_Work order:_ Which lines below contain "JSON"? Copy every one of them.
╭─ Data to process
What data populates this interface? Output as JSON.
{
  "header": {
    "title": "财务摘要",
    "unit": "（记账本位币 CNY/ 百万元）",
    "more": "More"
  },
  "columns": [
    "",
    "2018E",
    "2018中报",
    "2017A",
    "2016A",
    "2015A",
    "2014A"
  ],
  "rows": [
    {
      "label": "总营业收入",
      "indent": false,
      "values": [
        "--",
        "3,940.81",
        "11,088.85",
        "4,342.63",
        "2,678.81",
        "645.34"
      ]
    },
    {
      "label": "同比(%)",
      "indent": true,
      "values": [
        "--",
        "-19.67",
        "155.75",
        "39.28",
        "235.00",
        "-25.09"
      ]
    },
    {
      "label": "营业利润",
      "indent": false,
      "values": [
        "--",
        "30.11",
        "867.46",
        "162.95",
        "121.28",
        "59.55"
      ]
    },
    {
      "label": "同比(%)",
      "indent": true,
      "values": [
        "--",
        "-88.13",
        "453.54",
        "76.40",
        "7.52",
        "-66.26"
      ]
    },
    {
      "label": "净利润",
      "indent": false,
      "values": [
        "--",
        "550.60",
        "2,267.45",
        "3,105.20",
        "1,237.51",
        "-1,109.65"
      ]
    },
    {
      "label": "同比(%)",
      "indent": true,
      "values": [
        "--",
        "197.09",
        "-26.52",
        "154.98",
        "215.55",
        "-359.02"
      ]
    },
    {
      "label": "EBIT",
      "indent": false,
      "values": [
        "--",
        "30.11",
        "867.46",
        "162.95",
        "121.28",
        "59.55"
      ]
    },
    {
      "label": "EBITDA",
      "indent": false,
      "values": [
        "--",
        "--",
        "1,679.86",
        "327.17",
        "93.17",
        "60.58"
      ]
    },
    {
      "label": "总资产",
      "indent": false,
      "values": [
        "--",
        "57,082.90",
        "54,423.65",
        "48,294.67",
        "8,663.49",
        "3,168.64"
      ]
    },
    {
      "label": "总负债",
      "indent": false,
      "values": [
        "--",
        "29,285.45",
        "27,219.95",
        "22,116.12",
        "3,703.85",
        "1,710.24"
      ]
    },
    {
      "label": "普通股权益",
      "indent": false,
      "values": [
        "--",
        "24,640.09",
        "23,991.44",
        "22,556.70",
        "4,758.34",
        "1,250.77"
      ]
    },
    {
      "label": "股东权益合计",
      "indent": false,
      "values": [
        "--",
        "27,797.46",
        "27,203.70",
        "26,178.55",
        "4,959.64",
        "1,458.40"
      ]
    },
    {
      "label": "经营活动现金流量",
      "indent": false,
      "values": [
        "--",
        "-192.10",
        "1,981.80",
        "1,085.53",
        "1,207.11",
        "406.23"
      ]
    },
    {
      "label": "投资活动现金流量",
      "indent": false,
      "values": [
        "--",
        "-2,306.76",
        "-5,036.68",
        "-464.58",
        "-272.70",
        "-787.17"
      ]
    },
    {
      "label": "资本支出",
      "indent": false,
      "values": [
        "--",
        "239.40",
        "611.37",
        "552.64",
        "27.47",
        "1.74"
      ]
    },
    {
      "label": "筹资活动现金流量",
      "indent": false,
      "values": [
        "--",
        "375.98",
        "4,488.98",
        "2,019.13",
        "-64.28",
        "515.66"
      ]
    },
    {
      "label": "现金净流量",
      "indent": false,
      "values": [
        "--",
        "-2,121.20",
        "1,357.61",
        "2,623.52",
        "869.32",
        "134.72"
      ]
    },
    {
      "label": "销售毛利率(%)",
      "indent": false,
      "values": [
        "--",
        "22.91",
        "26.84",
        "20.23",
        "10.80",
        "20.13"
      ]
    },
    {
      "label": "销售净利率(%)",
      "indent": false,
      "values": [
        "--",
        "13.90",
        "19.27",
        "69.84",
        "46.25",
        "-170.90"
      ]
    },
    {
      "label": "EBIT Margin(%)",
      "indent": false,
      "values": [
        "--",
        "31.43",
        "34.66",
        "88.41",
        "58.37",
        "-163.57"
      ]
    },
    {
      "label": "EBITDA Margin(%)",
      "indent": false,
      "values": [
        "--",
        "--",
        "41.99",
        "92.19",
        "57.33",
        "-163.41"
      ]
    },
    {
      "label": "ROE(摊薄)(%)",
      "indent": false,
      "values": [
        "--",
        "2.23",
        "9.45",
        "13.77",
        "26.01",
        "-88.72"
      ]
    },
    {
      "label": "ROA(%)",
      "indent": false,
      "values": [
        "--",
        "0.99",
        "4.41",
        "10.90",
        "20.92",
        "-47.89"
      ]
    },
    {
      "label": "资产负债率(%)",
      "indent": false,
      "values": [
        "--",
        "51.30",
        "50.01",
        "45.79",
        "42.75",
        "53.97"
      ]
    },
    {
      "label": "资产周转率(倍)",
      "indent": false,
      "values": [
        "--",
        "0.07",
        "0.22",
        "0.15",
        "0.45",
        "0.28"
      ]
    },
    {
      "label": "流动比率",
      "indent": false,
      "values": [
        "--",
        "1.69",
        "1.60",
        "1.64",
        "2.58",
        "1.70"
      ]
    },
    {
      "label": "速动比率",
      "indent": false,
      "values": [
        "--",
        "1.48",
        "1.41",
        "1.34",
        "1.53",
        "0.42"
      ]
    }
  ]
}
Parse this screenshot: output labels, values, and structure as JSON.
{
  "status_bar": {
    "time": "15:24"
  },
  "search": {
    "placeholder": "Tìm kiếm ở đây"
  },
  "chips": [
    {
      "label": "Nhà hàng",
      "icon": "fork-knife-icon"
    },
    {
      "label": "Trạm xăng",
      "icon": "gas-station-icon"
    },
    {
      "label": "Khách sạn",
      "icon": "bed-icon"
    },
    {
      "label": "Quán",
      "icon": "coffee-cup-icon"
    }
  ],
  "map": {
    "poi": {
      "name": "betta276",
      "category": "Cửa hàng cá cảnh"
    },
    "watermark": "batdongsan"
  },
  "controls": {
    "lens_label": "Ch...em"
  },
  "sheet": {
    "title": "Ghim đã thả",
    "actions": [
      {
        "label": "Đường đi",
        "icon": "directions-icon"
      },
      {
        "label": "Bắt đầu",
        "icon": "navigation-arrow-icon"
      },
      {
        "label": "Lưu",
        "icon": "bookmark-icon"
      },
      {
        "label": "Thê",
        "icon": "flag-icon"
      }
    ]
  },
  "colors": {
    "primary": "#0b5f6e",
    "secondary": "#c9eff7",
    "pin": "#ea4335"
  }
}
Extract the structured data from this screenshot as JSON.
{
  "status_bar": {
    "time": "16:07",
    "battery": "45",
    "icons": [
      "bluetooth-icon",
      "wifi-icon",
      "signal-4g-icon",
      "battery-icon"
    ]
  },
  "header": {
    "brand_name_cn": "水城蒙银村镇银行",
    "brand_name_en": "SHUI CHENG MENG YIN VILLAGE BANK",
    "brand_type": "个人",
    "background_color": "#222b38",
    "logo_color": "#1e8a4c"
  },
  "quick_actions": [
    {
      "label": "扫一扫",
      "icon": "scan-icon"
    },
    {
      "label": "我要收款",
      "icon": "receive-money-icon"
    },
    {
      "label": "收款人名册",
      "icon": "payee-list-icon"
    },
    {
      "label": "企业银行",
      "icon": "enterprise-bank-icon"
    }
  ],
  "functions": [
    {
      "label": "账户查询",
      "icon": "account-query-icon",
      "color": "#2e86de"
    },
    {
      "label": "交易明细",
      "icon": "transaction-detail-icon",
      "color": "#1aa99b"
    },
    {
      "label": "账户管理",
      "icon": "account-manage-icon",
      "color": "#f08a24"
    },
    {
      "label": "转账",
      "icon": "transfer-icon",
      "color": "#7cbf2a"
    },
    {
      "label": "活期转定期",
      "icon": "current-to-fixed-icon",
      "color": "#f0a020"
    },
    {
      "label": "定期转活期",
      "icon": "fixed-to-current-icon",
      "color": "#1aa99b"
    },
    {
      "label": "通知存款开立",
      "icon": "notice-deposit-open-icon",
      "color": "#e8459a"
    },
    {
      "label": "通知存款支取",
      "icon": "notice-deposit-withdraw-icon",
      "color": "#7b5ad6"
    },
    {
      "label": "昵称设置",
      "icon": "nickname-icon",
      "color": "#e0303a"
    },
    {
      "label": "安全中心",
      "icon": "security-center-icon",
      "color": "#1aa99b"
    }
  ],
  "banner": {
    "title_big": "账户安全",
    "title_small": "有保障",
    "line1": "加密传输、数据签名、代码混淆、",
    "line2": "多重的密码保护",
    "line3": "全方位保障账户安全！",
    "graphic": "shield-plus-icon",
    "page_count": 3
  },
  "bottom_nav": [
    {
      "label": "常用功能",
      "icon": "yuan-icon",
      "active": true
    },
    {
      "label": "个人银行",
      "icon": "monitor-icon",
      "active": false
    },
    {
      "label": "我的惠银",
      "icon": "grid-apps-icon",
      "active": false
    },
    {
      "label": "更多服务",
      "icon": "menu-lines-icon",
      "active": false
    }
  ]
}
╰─
_Output:_
What data populates this interface? Output as JSON.
Parse this screenshot: output labels, values, and structure as JSON.
Extract the structured data from this screenshot as JSON.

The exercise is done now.